Above: a selection of the traditional finishes used in our studio, as well as the tools and era-appropriate materials
In our studio we use precise colour-matching to meet both the era and original tone of the furniture. A damaged surface can be stripped back before being reapplied with an accurate stain. Our experts pride themselves on historical knowledge and the traditional treatment of furniture in their care. You can learn more about historically accurate restoration here.
French polish vs. commercial polish
Unlike commercial polish, French polishing is a technique rather than a specific product. When you come across a piece of furniture, musical instrument, interior design, or floor with a dramatic high shine, this is often due to the carefully applied french polish which has been built up over time. On some antique items there may have been as many as one hundred layers of French polish applied to gain the eventual finish.
French polish is achieved through the expert application of fine shellac by hand, not using any shortcuts such as a spray varnish or large brush. Our furniture expert applies French polish traditionally with a hand dabber – this is a piece of cloth covering an absorbent material which slowly releases the shellac as he moves it across the woodgrain. To give an even finish white spirit is applied to ensure the polish is levelled.
Above: a mahogany drop-leaf pembroke table, a maple joint stool, and a 19th century sewing table with measurements on the side
French polish not only achieves gloss, but brings out the patterns in the timber and the colour of the chosen wood stain. Although it is labour intensive, French polish is highly durable and should survive for many years with little upkeep involved – in many cases it is also highly resistant to scratches, cracks and spillages, giving your furniture an extra layer of protection.
Above: the process of a table restoration from stripping back the damaged surface to staining and finally a french polish treatment
Commercial polishes come in standard or specialist varieties, but it is worth noting the type of wood you’re facing before any home care begins. Modern and contemporary furniture can in some cases have very convincing wooden surfaces which are in fact faux wood – these could easily be disturbed by furniture polish and certain chemicals, so cleaning with anything other than a dry cloth should be avoided. Solid wood should be tested in a small area before proceeding with caution and home polishing should only take place if the furniture is free from cracks and breakages to avoid any chemicals sinking into the untreated wood beneath.
Above: a variety of polishes and varnishes are available and may have different techniques for application
Traditional furniture finishes – waxing

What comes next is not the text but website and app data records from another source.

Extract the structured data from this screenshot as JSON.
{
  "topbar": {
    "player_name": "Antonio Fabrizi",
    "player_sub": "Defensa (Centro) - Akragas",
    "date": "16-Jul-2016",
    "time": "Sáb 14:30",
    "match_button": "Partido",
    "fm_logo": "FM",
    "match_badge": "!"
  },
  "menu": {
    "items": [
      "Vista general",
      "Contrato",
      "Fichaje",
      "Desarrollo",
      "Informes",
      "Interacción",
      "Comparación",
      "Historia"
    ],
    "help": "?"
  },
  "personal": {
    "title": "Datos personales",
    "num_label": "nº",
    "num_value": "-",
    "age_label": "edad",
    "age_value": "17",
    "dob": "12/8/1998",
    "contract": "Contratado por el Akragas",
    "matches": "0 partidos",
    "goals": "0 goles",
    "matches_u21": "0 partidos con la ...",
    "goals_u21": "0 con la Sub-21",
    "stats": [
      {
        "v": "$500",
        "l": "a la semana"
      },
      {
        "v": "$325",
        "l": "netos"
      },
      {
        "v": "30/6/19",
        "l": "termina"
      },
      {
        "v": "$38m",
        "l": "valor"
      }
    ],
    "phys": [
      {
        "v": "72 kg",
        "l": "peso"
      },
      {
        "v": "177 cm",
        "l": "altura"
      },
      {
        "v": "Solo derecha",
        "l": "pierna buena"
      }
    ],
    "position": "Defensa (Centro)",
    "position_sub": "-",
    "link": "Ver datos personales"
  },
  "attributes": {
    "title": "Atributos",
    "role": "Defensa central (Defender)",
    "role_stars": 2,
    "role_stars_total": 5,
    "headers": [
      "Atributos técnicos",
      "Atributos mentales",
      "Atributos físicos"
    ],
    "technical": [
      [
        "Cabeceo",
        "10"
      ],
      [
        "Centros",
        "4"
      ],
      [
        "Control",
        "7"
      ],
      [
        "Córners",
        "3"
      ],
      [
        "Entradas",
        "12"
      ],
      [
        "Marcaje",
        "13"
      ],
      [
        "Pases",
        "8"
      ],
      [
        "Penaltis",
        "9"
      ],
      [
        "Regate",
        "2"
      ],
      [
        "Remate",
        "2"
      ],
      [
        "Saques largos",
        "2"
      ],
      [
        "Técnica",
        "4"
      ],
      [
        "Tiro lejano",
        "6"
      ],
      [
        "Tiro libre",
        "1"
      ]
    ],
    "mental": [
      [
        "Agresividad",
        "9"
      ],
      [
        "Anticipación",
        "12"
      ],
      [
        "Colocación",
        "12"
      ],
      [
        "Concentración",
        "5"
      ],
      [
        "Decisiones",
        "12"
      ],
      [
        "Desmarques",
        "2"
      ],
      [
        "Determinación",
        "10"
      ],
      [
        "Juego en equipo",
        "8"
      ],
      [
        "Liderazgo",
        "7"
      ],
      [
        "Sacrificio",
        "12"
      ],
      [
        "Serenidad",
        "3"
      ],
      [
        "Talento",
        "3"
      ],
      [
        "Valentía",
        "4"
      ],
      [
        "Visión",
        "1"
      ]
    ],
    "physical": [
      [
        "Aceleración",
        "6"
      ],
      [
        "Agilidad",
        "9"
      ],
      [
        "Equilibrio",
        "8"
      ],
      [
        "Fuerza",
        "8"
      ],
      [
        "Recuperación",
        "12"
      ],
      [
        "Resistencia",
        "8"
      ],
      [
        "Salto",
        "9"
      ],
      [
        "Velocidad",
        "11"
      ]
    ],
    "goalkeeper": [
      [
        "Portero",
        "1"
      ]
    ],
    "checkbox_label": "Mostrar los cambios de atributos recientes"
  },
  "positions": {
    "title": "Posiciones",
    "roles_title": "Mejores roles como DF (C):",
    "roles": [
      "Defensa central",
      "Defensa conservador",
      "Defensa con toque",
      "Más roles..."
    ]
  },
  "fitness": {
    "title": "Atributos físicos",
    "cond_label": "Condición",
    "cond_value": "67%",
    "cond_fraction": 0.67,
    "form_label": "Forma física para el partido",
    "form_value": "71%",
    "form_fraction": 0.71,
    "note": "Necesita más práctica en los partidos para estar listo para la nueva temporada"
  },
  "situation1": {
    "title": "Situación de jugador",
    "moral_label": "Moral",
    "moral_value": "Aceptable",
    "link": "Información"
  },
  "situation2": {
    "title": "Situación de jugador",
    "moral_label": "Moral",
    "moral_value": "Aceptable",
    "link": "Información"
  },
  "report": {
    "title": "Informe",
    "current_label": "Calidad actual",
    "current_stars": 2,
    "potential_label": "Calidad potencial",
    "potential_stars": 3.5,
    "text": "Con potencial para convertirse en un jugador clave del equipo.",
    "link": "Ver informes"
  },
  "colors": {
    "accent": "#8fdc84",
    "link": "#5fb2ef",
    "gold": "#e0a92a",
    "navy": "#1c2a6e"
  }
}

Waxing is a treatment which can be completed at home and comes highly recommended by our furniture team. Not only will waxing maintain a shine, but it will also add further protection against moisture, water and environmental damage from mould and humidity levels. Waxing is completed in our studio at the end of a restoration project, but should also be maintained over time as part of routine care and cleaning.
It is important to only use a small amount of wax so as not to build up too much or leave an uneven surface. Swiftly rub a waxed cloth in the direction of the wood grain for the best results and continue this process once a month, or as recommended, to help your furniture build resistance and shine.
How can we help?
If you have a piece of wooden furniture or more unusual wooden items, such as sculptures and decorative designs, our team is happy to help. Our furniture experts offer professional assessments of all varieties and eras, as well as traditional repairs and finishes as required.
To make contact please email us via [email protected] or call 0207 112 7576